■ **ASSIGNMENT**: Whenever a line in the data contains "Emanuel", show that line.

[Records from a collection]
────────────────────

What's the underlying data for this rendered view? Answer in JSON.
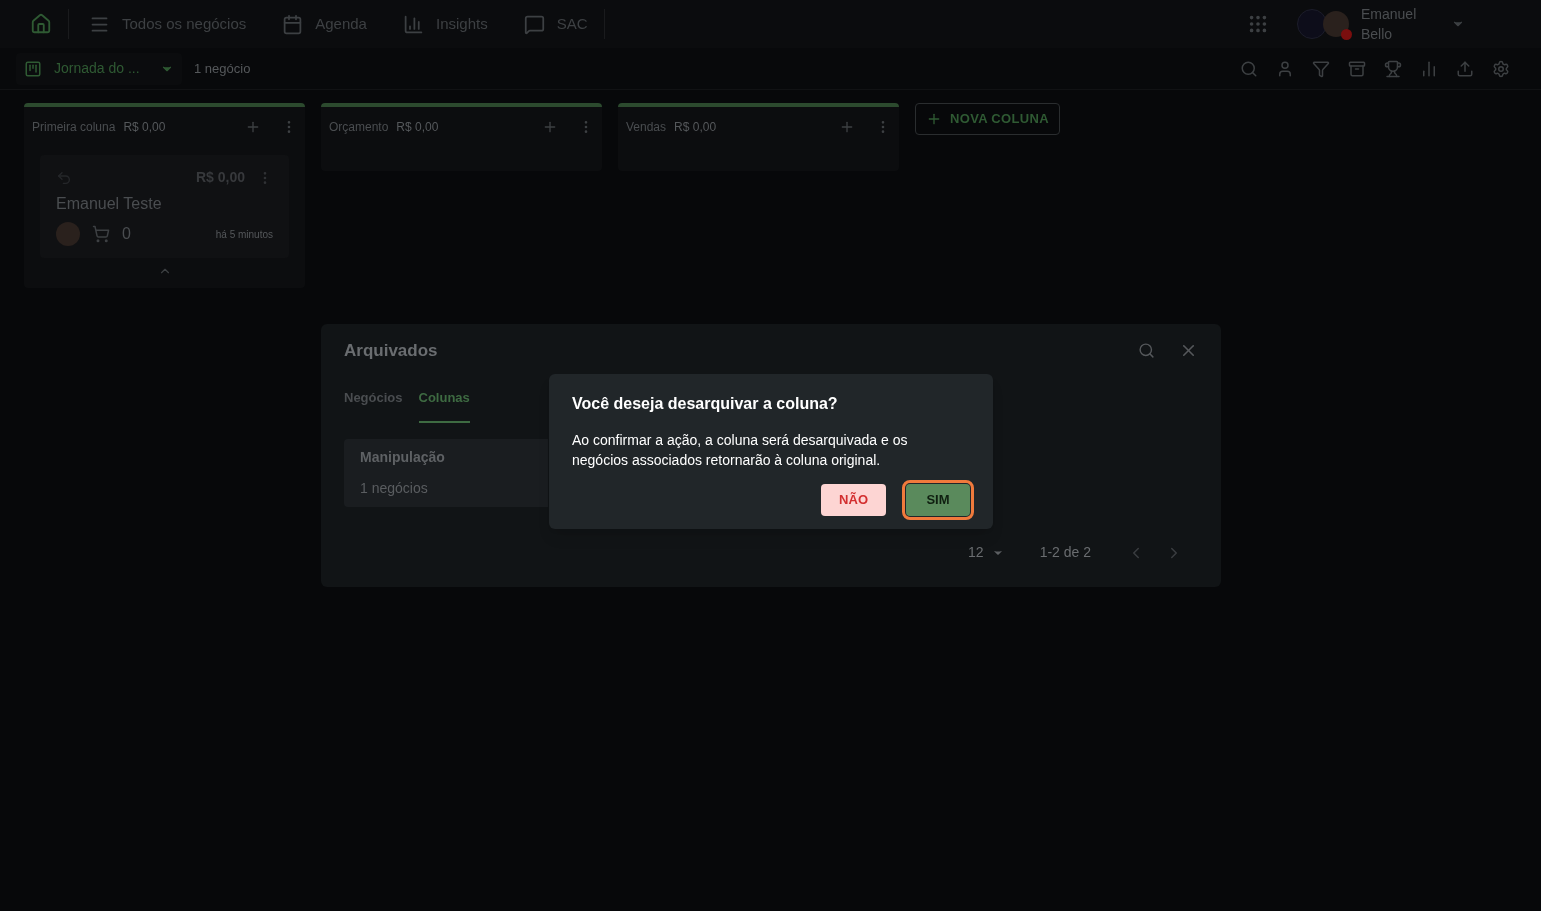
{
  "nav": {
    "items": [
      {
        "label": "Todos os negócios"
      },
      {
        "label": "Agenda"
      },
      {
        "label": "Insights"
      },
      {
        "label": "SAC"
      }
    ],
    "user": {
      "first_name": "Emanuel",
      "last_name": "Bello",
      "online": false
    }
  },
  "toolbar": {
    "board": "Jornada do ...",
    "count": "1 negócio"
  },
  "columns": [
    {
      "name": "Primeira coluna",
      "total": "R$ 0,00",
      "cards": [
        {
          "value": "R$ 0,00",
          "title": "Emanuel Teste",
          "count": "0",
          "time": "há 5 minutos"
        }
      ]
    },
    {
      "name": "Orçamento",
      "total": "R$ 0,00"
    },
    {
      "name": "Vendas",
      "total": "R$ 0,00"
    }
  ],
  "new_column_button": "NOVA COLUNA",
  "archived": {
    "title": "Arquivados",
    "tabs": [
      {
        "label": "Negócios",
        "selected": false
      },
      {
        "label": "Colunas",
        "selected": true
      }
    ],
    "items": [
      {
        "name": "Manipulação",
        "count": "1 negócios"
      }
    ],
    "pagination": {
      "per_page": "12",
      "range": "1-2 de 2"
    }
  },
  "confirm": {
    "title": "Você deseja desarquivar a coluna?",
    "message": "Ao confirmar a ação, a coluna será desarquivada e os negócios associados retornarão à coluna original.",
    "buttons": [
      {
        "label": "NÃO",
        "kind": "cancel",
        "focused": false
      },
      {
        "label": "SIM",
        "kind": "confirm",
        "focused": true
      }
    ]
  }
}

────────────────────

■ **TASK OUTPUT**:
      "first_name": "Emanuel",
          "title": "Emanuel Teste",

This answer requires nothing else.